Joyce Carol Oates, recipient of the Chicago Public Library’s 2002 Carl Sandburg Literary Award, discusses and signs her work including her memoir, A Widow’s Story, in a conversation lead by Chicago Tribune columnist Julia Keller.

The Chicago Public Library continues to encourage lifelong learning by welcoming all people and offering equal access to information, entertainment and knowledge through materials, programs and cutting-edge technology.
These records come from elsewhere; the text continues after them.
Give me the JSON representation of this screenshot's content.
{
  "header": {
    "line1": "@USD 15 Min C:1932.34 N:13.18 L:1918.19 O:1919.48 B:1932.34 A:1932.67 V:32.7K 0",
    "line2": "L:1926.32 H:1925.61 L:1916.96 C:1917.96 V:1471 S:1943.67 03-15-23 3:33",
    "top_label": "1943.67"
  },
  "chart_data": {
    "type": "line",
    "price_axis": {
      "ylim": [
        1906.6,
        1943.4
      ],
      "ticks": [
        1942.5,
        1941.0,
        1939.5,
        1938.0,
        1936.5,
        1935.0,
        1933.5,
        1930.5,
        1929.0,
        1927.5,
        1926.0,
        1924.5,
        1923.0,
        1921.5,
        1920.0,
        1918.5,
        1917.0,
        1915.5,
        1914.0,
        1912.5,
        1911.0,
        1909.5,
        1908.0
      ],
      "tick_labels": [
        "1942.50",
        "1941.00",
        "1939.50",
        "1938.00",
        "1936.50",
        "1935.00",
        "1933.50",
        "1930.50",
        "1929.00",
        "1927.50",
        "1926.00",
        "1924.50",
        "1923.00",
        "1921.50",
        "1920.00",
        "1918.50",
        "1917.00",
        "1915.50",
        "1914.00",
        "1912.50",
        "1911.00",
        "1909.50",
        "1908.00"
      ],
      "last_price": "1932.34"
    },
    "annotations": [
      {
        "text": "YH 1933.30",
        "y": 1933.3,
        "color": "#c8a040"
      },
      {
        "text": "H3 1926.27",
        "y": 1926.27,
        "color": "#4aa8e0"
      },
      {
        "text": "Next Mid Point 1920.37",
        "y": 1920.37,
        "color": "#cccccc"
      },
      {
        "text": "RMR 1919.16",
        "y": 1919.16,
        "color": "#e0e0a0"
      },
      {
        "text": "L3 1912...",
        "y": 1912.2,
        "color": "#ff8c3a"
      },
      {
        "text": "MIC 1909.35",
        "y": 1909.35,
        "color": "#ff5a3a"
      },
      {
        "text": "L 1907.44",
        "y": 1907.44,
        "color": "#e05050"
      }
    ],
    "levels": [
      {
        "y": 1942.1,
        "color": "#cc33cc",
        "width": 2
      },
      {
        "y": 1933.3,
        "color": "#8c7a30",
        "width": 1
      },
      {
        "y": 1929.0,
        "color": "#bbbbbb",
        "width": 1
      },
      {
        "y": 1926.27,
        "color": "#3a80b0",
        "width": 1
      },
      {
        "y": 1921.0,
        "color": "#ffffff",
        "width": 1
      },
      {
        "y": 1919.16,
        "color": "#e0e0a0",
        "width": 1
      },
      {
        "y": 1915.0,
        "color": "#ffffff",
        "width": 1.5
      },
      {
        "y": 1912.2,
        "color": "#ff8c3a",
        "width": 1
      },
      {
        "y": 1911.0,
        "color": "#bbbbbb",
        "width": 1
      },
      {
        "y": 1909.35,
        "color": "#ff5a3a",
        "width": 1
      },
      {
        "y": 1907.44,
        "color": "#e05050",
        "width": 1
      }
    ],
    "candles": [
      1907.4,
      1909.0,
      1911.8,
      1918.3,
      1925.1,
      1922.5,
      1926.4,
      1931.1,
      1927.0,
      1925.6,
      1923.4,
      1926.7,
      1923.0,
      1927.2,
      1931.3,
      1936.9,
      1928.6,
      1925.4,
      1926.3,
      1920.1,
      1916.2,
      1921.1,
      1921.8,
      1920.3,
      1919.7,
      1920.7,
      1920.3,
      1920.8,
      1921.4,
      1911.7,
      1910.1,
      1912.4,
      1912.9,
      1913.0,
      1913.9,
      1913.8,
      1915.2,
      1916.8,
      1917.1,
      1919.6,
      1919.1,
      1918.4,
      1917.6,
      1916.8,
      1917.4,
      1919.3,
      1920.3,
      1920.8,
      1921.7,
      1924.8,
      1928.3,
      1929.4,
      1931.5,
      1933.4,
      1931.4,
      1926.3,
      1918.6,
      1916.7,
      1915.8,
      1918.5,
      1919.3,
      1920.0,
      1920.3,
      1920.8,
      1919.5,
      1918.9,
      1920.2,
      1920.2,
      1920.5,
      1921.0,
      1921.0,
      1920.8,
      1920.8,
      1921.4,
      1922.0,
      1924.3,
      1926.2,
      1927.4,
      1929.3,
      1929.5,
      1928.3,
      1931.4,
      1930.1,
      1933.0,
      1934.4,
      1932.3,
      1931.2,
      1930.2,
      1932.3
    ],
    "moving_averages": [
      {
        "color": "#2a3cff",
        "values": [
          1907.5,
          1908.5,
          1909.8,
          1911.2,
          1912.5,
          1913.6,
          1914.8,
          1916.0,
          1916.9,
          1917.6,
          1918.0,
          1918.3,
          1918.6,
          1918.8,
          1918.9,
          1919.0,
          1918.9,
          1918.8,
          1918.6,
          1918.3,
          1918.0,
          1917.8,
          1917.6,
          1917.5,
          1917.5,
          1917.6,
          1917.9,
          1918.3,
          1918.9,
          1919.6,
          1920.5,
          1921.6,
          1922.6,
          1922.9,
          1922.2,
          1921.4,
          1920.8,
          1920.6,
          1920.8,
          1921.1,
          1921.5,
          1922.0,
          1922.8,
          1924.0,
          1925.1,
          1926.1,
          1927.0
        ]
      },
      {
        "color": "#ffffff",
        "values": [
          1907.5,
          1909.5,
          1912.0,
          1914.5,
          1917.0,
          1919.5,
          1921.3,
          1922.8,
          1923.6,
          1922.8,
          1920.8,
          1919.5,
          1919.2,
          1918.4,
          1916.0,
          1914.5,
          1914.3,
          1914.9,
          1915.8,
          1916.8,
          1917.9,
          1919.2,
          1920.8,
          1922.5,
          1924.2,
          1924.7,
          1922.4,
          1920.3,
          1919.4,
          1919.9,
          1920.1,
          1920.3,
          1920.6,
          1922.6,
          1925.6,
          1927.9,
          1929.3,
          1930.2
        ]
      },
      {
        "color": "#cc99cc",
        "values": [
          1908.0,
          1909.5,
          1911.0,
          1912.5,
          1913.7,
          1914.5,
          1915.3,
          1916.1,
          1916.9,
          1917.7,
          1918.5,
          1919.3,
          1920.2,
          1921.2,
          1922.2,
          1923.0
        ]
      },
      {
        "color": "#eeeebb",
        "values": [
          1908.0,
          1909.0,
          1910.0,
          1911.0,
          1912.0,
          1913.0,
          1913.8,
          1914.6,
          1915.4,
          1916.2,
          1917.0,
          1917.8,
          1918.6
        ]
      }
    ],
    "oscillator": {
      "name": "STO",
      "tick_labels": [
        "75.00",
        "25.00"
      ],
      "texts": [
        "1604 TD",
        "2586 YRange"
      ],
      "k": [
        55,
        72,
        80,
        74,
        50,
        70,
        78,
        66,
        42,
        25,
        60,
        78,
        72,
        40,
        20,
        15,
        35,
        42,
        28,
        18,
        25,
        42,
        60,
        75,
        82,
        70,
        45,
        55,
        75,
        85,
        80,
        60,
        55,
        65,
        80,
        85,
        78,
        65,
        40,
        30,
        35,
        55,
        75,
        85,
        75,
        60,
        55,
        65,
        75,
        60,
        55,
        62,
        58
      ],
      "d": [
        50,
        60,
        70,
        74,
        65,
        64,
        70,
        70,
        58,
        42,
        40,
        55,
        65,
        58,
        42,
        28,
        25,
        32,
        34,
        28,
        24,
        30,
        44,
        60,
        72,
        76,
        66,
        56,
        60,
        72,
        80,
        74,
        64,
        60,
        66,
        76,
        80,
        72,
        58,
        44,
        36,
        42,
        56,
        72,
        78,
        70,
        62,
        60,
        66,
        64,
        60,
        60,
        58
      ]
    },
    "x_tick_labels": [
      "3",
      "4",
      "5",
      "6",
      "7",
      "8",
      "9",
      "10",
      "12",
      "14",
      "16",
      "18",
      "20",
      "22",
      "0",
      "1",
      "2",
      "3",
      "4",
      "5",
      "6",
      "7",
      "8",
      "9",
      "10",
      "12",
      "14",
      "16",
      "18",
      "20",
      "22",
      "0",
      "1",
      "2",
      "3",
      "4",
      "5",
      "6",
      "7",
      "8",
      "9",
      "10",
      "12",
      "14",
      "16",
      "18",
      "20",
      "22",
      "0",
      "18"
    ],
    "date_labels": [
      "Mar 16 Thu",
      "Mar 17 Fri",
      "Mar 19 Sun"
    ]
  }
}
The Chicago Public Library is comprised of the Harold Washington Library Center, two regional libraries and more than 70 neighborhood branches. All locations provide free access to a rich collection of books, DVDs, audio books and music; the Internet and WiFi; sophisticated research databases, many of which can be accessed from a home or office computer; newspapers and magazines; and continue to serve as cultural centers, presenting the highest quality author discussions, exhibits and programs for children, teens and adults.

The Harold Washington Library Center, Carter G. Woodson Regional Library and Conrad Sulzer Regional Library are open 7 days a week, the branch libraries are open 6 days a week and patrons can access all of the Library’s collections online 24 hours a day. For more information, please visit or call the Chicago Public Library Press Office at (312) 747-4050.


MAE Students to Present at Newberry Renaissance Conference

You are invited to attend the Newberry Center for Renaissance Students 2011 Multidisciplinary Graduate Student Conference to be held January 27-29.

Seventy-two graduate students from consortium institutions throughout the U.S., Canada, and the U.K. will present their research during the conference’s eighteen sessions. Two DePaul University Masters in English students, Brianna Tonner and Diana Anderson, will be presenting. Support from their peers and colleagues is appreciated and encouraged.

From the website:

The Center for Renaissance Studies’ annual graduate student conference, organized and run by advanced doctoral students, has become a premier opportunity for maturing scholars to present papers, participate in discussions, and develop collaborations across the field of medieval, Renaissance, and early modern studies. Participants from a wide variety of disciplines find a supportive and collegial forum for their work, meet future colleagues from other institutions and disciplines, and become familiar with the Newberry Library and its resources. Each year since 2007, selected papers have been published in a peer-edited online conference proceedings.

The conference is free to attend, but registration is encouraged. You can view a conference schedule (PDF) and register at their website.

You are also welcome to attend the Newberry Consort performance of Baroque music and the dinner following on Friday evening (advanced registration required).

Congratulations Brianna and Diana!